Department: Leadership Q&A
One way or another: Integrating your academic and professional roles
Q I didn't realize when I entered my DNP program the significant impact it would have on my work and family obligations. With four semesters left and feeling extremely stressed, I fear the only choices I have are to either step down from my director role or withdraw from the DNP program. Help!
I highly recommend that you take it slow and evaluate your possibilities. First, think about why you returned to the academic setting. Did you pursue the advanced degree because it's mandated for your job with a set timeframe, are you doing it for future career advancement, or it is a personal goal? If it's mandated, this could be adding additional stress.
Next, you need to do your homework and fully investigate all of your options, which should include the following:
- requesting flexible scheduling for your remaining semesters. Prepare a proposal offering to work off shift, four 10-hour shifts per week, and weekends. Remember that this option may not be well received by your colleagues who are also in school and haven't pursued a request for flexible scheduling.
- reevaluating your course curriculum. If you're taking two to three courses a semester, consider requesting a revision of your curriculum that will allow you to take only one course a semester.
- taking a sabbatical if your organization offers that option. Many organizations offer paid and unpaid sabbaticals for employees who want to pursue higher education. You'll need to overcome the stress of feeling that you won't have a job to come back to or the financial burden to your family. If you're viewed as a high-performing director, your organization may support you because they don't want to lose your talent.

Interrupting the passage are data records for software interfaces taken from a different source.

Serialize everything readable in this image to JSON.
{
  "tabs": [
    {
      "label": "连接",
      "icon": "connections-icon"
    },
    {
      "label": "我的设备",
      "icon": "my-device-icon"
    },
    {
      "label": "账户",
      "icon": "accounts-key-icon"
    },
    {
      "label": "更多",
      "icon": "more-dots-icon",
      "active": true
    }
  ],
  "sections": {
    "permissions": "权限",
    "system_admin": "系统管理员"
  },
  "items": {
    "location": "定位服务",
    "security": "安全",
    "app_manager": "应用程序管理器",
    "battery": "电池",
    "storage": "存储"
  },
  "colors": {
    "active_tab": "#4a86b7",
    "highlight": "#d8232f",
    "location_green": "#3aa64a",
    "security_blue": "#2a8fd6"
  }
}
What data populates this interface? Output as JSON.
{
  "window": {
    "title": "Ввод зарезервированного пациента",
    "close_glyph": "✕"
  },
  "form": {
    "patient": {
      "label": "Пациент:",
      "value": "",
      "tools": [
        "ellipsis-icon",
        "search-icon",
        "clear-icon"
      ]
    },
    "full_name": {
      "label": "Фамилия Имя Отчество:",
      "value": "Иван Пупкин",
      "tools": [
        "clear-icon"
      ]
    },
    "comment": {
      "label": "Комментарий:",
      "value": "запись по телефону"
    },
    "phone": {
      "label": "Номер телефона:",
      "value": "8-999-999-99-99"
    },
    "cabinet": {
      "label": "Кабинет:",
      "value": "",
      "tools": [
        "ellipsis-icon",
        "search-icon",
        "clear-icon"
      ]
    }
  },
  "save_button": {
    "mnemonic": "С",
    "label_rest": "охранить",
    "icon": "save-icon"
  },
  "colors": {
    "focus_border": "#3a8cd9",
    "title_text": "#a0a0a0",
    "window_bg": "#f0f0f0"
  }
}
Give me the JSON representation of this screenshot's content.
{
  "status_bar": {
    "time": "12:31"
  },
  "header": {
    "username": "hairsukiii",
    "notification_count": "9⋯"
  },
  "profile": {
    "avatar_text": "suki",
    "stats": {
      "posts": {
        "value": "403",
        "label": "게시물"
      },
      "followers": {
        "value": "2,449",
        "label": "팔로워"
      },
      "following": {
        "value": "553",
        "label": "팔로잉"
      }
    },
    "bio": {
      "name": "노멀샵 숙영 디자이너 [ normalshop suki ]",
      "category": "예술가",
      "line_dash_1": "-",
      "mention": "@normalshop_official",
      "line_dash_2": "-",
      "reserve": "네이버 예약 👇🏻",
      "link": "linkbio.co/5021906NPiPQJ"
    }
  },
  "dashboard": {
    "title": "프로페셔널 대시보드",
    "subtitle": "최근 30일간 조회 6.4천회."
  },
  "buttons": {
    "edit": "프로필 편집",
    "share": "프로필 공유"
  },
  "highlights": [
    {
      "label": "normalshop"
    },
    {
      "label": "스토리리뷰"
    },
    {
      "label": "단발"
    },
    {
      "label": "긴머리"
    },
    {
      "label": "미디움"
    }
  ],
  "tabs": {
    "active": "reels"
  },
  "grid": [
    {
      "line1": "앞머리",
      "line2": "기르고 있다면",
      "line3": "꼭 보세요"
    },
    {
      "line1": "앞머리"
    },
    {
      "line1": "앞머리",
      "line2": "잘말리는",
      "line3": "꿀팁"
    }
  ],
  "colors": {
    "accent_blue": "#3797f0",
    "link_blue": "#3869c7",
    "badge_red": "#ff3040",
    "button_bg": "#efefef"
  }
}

It may seem overwhelming right now, but know that it can be achieved, especially being so close to completing the program. If you truly decide you want to step down as a director to pursue your DNP or withdraw from the DNP program, planning for either decision will be instrumental to your success and future job enjoyment.
Low staff engagement scores? Take action!
Q The employee engagement results of the question “At work I have the opportunity to do what I do best every day” are low for my busy 32-bed medical-surgical unit. Do you have suggestions for what I should include in my action plan?
The key part of your action plan is to schedule one-on-one time with each staff member to discuss his or her strengths and talents in the domains of skills, knowledge, and communication. Minimal time should be spent on the staff members' weaknesses so the meeting isn't construed as a negative interaction.
Next, the discussion should include developing a career plan for each staff member so that he or she is able to identify how to truly function at maximum capacity, which can result in a much higher level of performance. In addition, you'll need to evaluate whether your staff members are in the right positions and how each staff member's strengths can complement each other.
Development of staff autonomy should also be included in your action plan. Staff members normally don't like being micromanaged, but embrace having a voice in communicating their concerns and determining solutions. The end result—your unit will evolve into an effective and efficient team with staff members in positions they enjoy, leading to full staff engagement.